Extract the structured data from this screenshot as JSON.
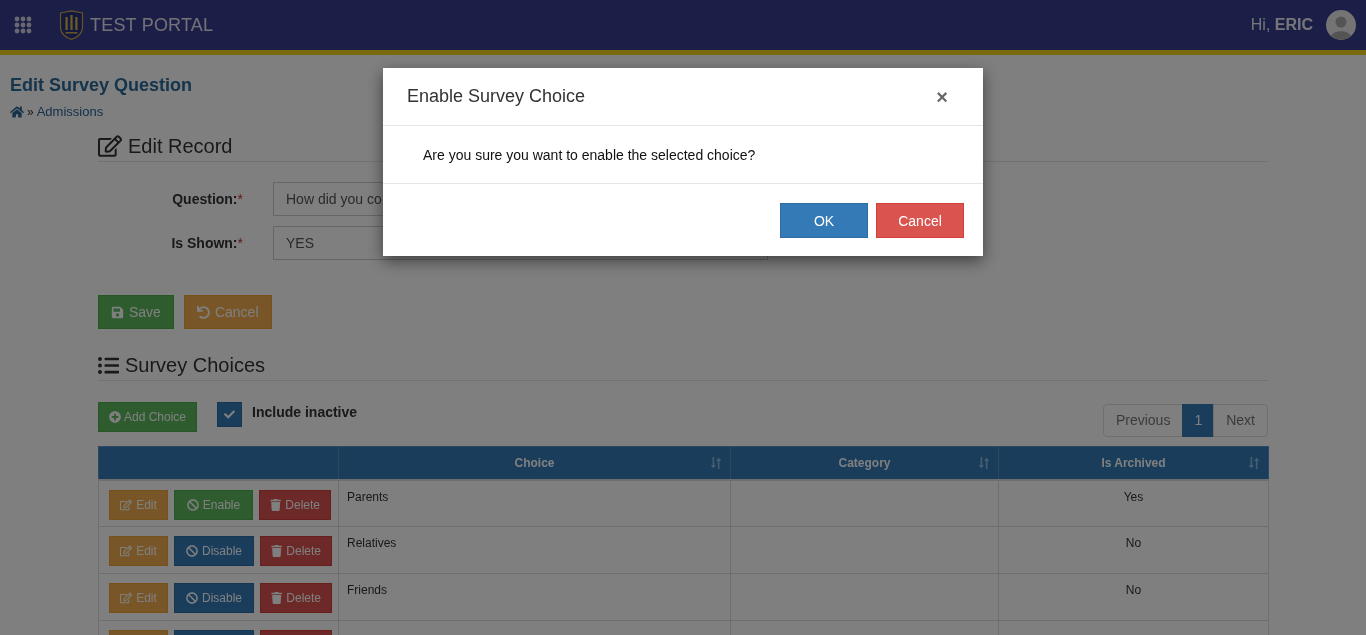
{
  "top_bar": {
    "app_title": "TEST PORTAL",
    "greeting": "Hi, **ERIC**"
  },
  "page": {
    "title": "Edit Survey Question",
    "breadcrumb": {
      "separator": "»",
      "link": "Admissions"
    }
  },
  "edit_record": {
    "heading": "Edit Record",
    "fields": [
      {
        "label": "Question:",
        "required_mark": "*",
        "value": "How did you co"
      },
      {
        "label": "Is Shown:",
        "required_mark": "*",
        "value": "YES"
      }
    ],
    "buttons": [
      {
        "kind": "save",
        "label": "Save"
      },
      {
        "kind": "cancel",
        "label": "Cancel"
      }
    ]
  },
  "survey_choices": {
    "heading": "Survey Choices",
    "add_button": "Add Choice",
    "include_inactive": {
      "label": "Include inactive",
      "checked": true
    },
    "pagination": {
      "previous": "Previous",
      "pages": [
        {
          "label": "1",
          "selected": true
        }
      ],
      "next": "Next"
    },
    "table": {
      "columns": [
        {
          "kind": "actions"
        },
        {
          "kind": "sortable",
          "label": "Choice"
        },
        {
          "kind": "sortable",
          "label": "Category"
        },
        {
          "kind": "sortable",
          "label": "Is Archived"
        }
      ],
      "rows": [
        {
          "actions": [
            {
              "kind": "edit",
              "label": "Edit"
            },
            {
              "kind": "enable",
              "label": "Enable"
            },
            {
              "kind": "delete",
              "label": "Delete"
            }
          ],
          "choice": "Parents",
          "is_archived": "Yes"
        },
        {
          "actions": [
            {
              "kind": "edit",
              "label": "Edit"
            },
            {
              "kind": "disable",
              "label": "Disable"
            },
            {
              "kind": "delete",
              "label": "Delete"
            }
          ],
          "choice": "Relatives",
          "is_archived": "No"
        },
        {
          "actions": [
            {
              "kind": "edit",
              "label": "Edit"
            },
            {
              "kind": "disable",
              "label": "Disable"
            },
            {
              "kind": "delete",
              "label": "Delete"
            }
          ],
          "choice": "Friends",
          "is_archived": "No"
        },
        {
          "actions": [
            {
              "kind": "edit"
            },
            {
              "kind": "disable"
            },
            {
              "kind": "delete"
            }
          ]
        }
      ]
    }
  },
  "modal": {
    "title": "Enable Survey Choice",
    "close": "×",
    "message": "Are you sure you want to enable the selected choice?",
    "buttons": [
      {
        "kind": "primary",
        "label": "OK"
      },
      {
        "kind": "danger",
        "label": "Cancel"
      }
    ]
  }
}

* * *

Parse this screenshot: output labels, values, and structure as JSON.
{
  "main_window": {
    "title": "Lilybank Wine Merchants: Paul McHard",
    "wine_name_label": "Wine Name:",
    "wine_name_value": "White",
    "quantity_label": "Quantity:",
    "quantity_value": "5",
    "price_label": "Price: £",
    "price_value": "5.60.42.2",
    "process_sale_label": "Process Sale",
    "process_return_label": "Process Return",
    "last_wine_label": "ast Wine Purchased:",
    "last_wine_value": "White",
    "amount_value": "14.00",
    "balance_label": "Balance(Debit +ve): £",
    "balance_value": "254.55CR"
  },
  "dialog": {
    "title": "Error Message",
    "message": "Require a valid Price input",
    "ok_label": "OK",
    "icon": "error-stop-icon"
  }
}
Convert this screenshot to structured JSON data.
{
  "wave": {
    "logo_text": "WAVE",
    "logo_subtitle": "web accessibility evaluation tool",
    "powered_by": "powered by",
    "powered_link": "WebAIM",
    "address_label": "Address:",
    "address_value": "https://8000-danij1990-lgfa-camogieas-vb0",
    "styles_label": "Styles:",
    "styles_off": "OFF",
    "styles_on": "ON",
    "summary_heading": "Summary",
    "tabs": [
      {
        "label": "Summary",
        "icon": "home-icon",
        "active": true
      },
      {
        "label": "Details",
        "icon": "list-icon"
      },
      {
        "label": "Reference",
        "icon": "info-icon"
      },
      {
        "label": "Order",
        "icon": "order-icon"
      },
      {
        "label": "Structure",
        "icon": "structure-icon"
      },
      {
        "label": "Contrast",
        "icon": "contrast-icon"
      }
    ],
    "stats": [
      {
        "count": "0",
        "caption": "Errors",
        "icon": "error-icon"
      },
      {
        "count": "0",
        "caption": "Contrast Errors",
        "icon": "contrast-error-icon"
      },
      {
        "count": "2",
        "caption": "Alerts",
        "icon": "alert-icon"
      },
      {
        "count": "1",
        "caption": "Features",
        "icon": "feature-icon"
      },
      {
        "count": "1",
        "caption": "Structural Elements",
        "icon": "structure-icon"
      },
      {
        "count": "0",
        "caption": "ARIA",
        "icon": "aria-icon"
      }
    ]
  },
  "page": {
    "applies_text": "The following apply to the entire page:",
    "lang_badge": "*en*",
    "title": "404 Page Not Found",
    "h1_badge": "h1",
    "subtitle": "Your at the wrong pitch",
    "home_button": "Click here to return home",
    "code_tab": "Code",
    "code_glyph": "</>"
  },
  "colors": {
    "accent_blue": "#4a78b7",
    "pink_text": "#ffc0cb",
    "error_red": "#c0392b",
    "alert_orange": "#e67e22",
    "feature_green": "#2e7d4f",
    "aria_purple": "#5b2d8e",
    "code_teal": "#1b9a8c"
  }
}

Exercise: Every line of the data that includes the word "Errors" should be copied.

Written solution:
        "caption": "Errors",
        "caption": "Contrast Errors",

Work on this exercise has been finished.